[Opening Records shown section]

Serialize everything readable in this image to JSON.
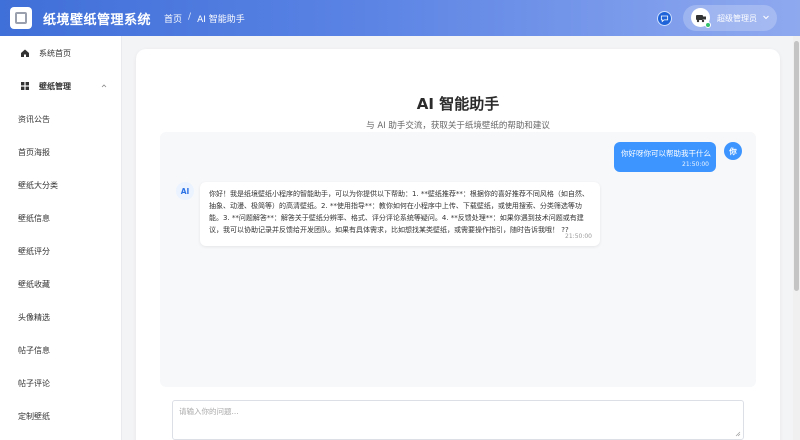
{
  "header": {
    "app_title": "纸境壁纸管理系统",
    "breadcrumb": [
      "首页",
      "AI 智能助手"
    ],
    "breadcrumb_separator": "/",
    "user_name": "超级管理员",
    "icons": {
      "messages": "chat-bubble-icon",
      "user_menu": "chevron-down-icon"
    }
  },
  "sidebar": {
    "items": [
      {
        "label": "系统首页",
        "icon": "home-icon"
      },
      {
        "label": "壁纸管理",
        "icon": "grid-icon",
        "expanded": true
      },
      {
        "label": "资讯公告"
      },
      {
        "label": "首页海报"
      },
      {
        "label": "壁纸大分类"
      },
      {
        "label": "壁纸信息"
      },
      {
        "label": "壁纸评分"
      },
      {
        "label": "壁纸收藏"
      },
      {
        "label": "头像精选"
      },
      {
        "label": "帖子信息"
      },
      {
        "label": "帖子评论"
      },
      {
        "label": "定制壁纸"
      }
    ]
  },
  "main": {
    "title": "AI 智能助手",
    "subtitle": "与 AI 助手交流，获取关于纸境壁纸的帮助和建议",
    "messages": [
      {
        "role": "user",
        "avatar": "你",
        "text": "你好呀你可以帮助我干什么",
        "time": "21:50:00"
      },
      {
        "role": "ai",
        "avatar": "AI",
        "text": "你好！我是纸境壁纸小程序的智能助手，可以为你提供以下帮助：1. **壁纸推荐**：根据你的喜好推荐不同风格（如自然、抽象、动漫、极简等）的高清壁纸。2. **使用指导**：教你如何在小程序中上传、下载壁纸，或使用搜索、分类筛选等功能。3. **问题解答**：解答关于壁纸分辨率、格式、评分评论系统等疑问。4. **反馈处理**：如果你遇到技术问题或有建议，我可以协助记录并反馈给开发团队。如果有具体需求，比如想找某类壁纸，或需要操作指引，随时告诉我哦！ ??",
        "time": "21:50:00"
      }
    ],
    "input_placeholder": "请输入你的问题...",
    "accent_color": "#3d95ff"
  }
}
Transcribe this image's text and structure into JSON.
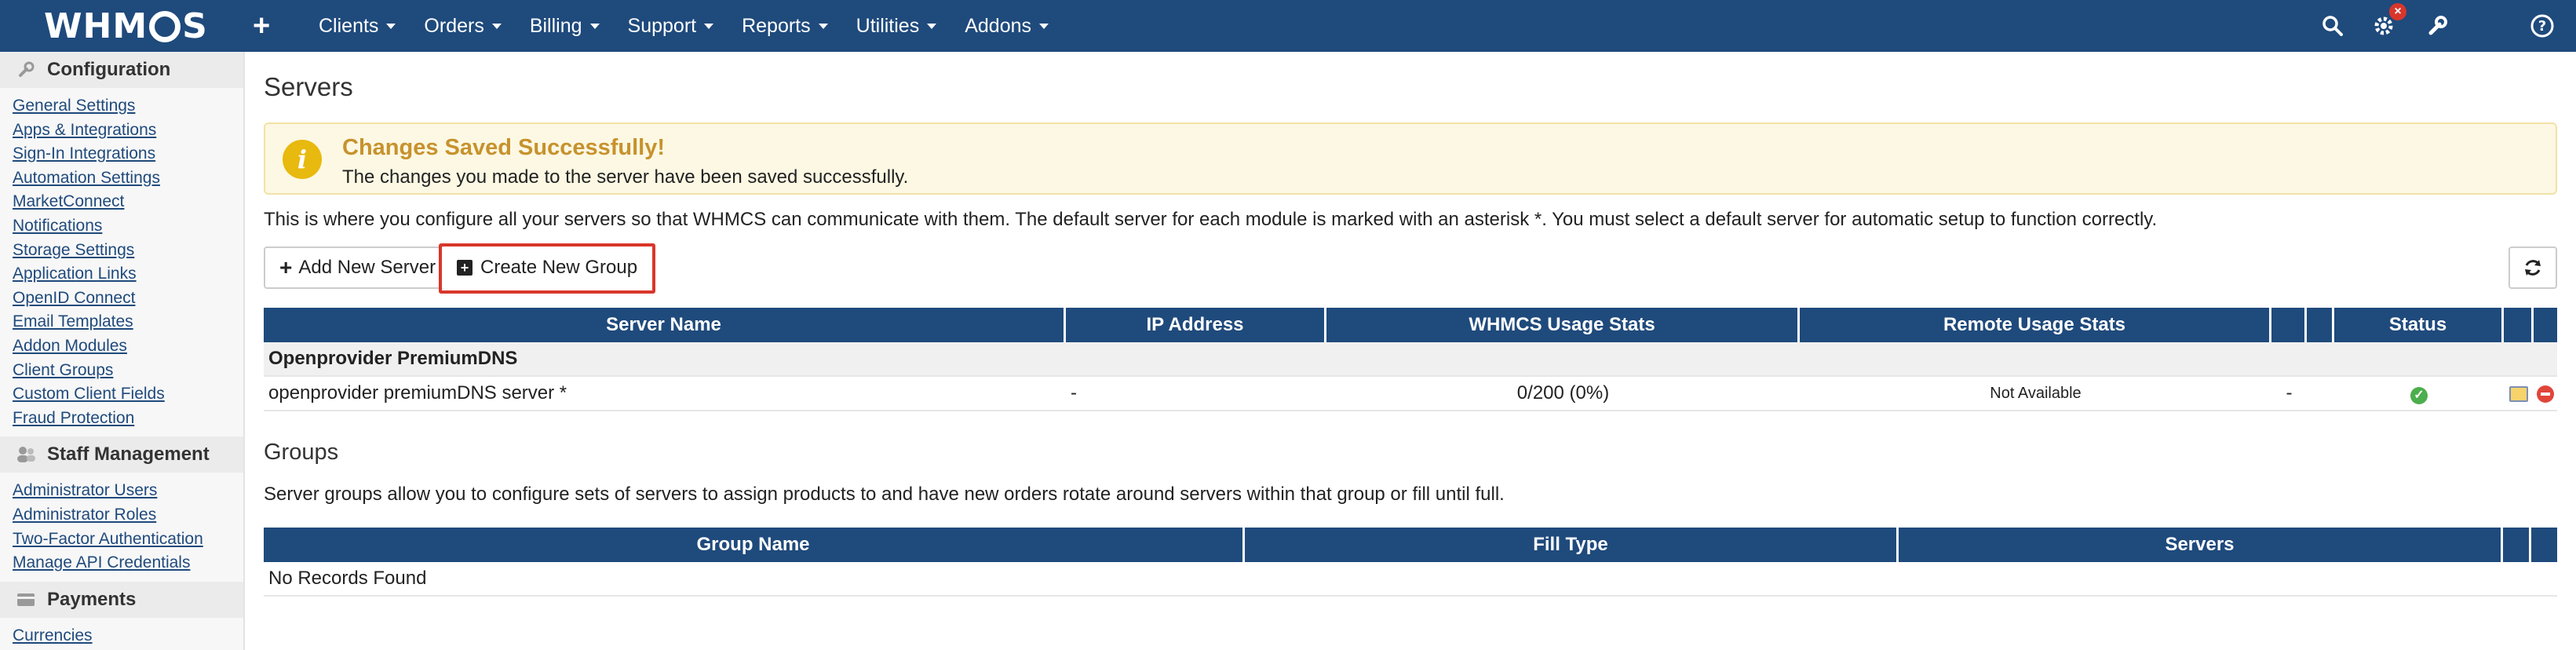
{
  "brand": {
    "logo_text_left": "WHM",
    "logo_text_right": "S"
  },
  "topnav": {
    "add_icon": "plus-icon",
    "items": [
      "Clients",
      "Orders",
      "Billing",
      "Support",
      "Reports",
      "Utilities",
      "Addons"
    ],
    "right_icons": [
      "search-icon",
      "gear-icon",
      "wrench-icon",
      "help-icon"
    ],
    "notification_badge": "×"
  },
  "sidebar": {
    "sections": [
      {
        "title": "Configuration",
        "icon": "wrench-icon",
        "links": [
          "General Settings",
          "Apps & Integrations",
          "Sign-In Integrations",
          "Automation Settings",
          "MarketConnect",
          "Notifications",
          "Storage Settings",
          "Application Links",
          "OpenID Connect",
          "Email Templates",
          "Addon Modules",
          "Client Groups",
          "Custom Client Fields",
          "Fraud Protection"
        ]
      },
      {
        "title": "Staff Management",
        "icon": "users-icon",
        "links": [
          "Administrator Users",
          "Administrator Roles",
          "Two-Factor Authentication",
          "Manage API Credentials"
        ]
      },
      {
        "title": "Payments",
        "icon": "credit-card-icon",
        "links": [
          "Currencies"
        ]
      }
    ]
  },
  "page": {
    "title": "Servers",
    "alert": {
      "title": "Changes Saved Successfully!",
      "text": "The changes you made to the server have been saved successfully.",
      "icon_glyph": "i"
    },
    "intro": "This is where you configure all your servers so that WHMCS can communicate with them. The default server for each module is marked with an asterisk *. You must select a default server for automatic setup to function correctly.",
    "buttons": {
      "add_server": "Add New Server",
      "create_group": "Create New Group"
    }
  },
  "servers_table": {
    "headers": [
      "Server Name",
      "IP Address",
      "WHMCS Usage Stats",
      "Remote Usage Stats",
      "",
      "",
      "Status",
      "",
      ""
    ],
    "group_name": "Openprovider PremiumDNS",
    "rows": [
      {
        "name": "openprovider premiumDNS server *",
        "ip": "-",
        "whmcs_usage": "0/200 (0%)",
        "remote_usage": "Not Available",
        "extra": "-",
        "status": "active"
      }
    ]
  },
  "groups": {
    "title": "Groups",
    "text": "Server groups allow you to configure sets of servers to assign products to and have new orders rotate around servers within that group or fill until full.",
    "headers": [
      "Group Name",
      "Fill Type",
      "Servers",
      "",
      ""
    ],
    "empty": "No Records Found"
  },
  "colors": {
    "nav": "#1f4a7c",
    "alert_bg": "#fcf8e3",
    "alert_title": "#c7922d",
    "highlight": "#d9362b"
  }
}
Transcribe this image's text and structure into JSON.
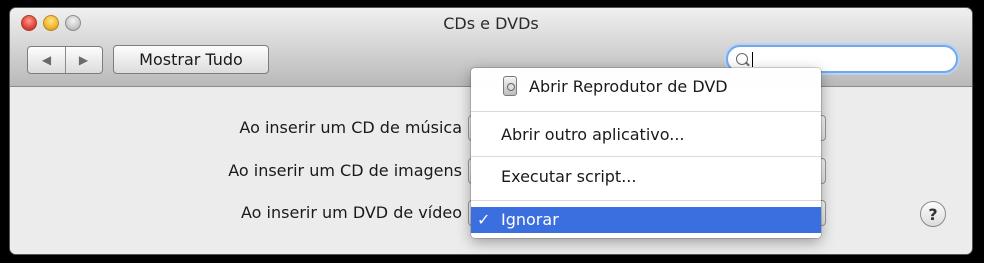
{
  "window": {
    "title": "CDs e DVDs"
  },
  "toolbar": {
    "back_label": "◀",
    "forward_label": "▶",
    "show_all_label": "Mostrar Tudo",
    "search_value": "",
    "search_placeholder": ""
  },
  "settings": {
    "rows": [
      {
        "label": "Ao inserir um CD de música"
      },
      {
        "label": "Ao inserir um CD de imagens"
      },
      {
        "label": "Ao inserir um DVD de vídeo"
      }
    ],
    "help_label": "?"
  },
  "popup_menu": {
    "items": [
      {
        "label": "Abrir Reprodutor de DVD",
        "icon": "dvd-player-icon"
      },
      {
        "label": "Abrir outro aplicativo..."
      },
      {
        "label": "Executar script..."
      },
      {
        "label": "Ignorar",
        "checked": true,
        "check_glyph": "✓"
      }
    ]
  },
  "colors": {
    "selection": "#3b6fe0",
    "search_focus": "#74a9e8"
  }
}
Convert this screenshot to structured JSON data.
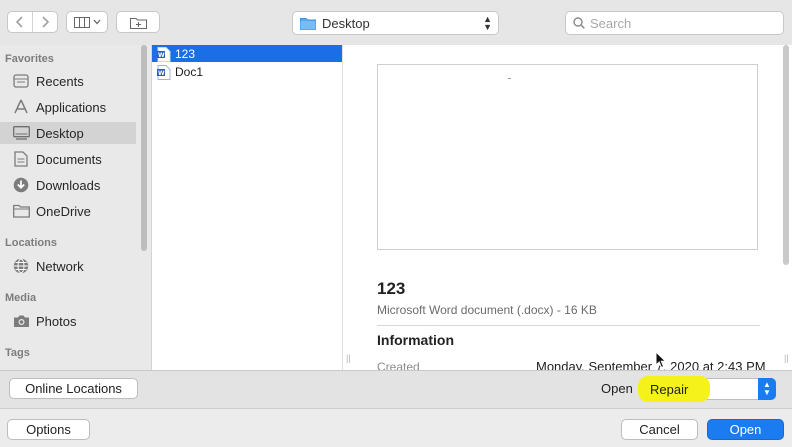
{
  "toolbar": {
    "location": "Desktop",
    "search_placeholder": "Search"
  },
  "sidebar": {
    "sections": [
      {
        "title": "Favorites"
      },
      {
        "title": "Locations"
      },
      {
        "title": "Media"
      },
      {
        "title": "Tags"
      }
    ],
    "items": [
      {
        "label": "Recents",
        "icon": "clock-icon"
      },
      {
        "label": "Applications",
        "icon": "applications-icon"
      },
      {
        "label": "Desktop",
        "icon": "desktop-icon",
        "selected": true
      },
      {
        "label": "Documents",
        "icon": "document-icon"
      },
      {
        "label": "Downloads",
        "icon": "download-icon"
      },
      {
        "label": "OneDrive",
        "icon": "folder-icon"
      },
      {
        "label": "Network",
        "icon": "network-icon"
      },
      {
        "label": "Photos",
        "icon": "camera-icon"
      }
    ]
  },
  "files": [
    {
      "name": "123",
      "selected": true
    },
    {
      "name": "Doc1",
      "selected": false
    }
  ],
  "preview": {
    "name": "123",
    "kind": "Microsoft Word document (.docx) - 16 KB",
    "info_heading": "Information",
    "created_label": "Created",
    "created_value": "Monday, September 7, 2020 at 2:43 PM"
  },
  "bottom": {
    "online_locations": "Online Locations",
    "open_label": "Open",
    "open_mode": "Repair",
    "options": "Options",
    "cancel": "Cancel",
    "open_button": "Open"
  },
  "colors": {
    "accent": "#1b7cf2",
    "selection": "#1a6ee6",
    "highlight": "#f4f21a"
  }
}
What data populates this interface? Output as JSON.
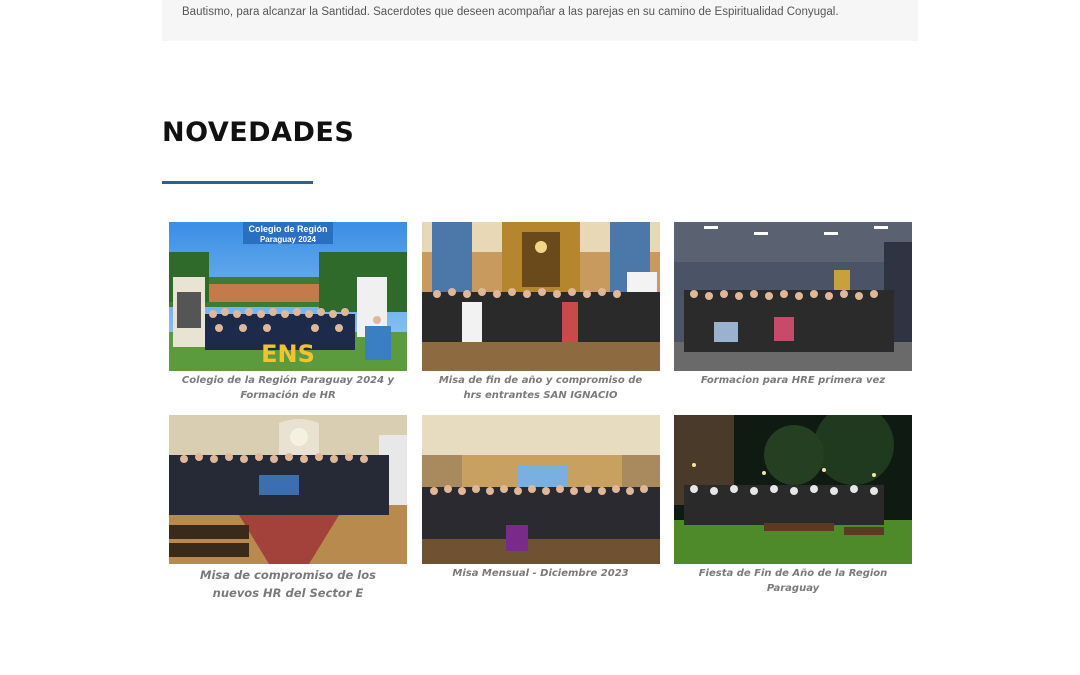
{
  "intro": {
    "text": "Bautismo, para alcanzar la Santidad. Sacerdotes que deseen acompañar a las parejas en su camino de Espiritualidad Conyugal."
  },
  "section": {
    "title": "NOVEDADES"
  },
  "news": [
    {
      "caption": "Colegio de la Región Paraguay 2024 y Formación de HR",
      "photo_banner_title": "Colegio de Región",
      "photo_banner_subtitle": "Paraguay 2024",
      "photo_letters": "ENS"
    },
    {
      "caption": "Misa de fin de año y compromiso de hrs entrantes SAN IGNACIO"
    },
    {
      "caption": "Formacion para HRE primera vez"
    },
    {
      "caption": "Misa de compromiso de los nuevos HR del Sector E"
    },
    {
      "caption": "Misa Mensual - Diciembre 2023"
    },
    {
      "caption": "Fiesta de Fin de Año de la Region Paraguay"
    }
  ],
  "colors": {
    "underline": "#2f5f8a",
    "caption": "#7a7a7a",
    "title": "#111111"
  }
}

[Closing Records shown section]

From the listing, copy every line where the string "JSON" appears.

Serialize everything readable in this image to JSON.
Transcribe this image's text and structure into JSON.
Transcribe this image's text and structure into JSON.
Convert this screenshot to structured JSON data.
What data populates this interface? Output as JSON.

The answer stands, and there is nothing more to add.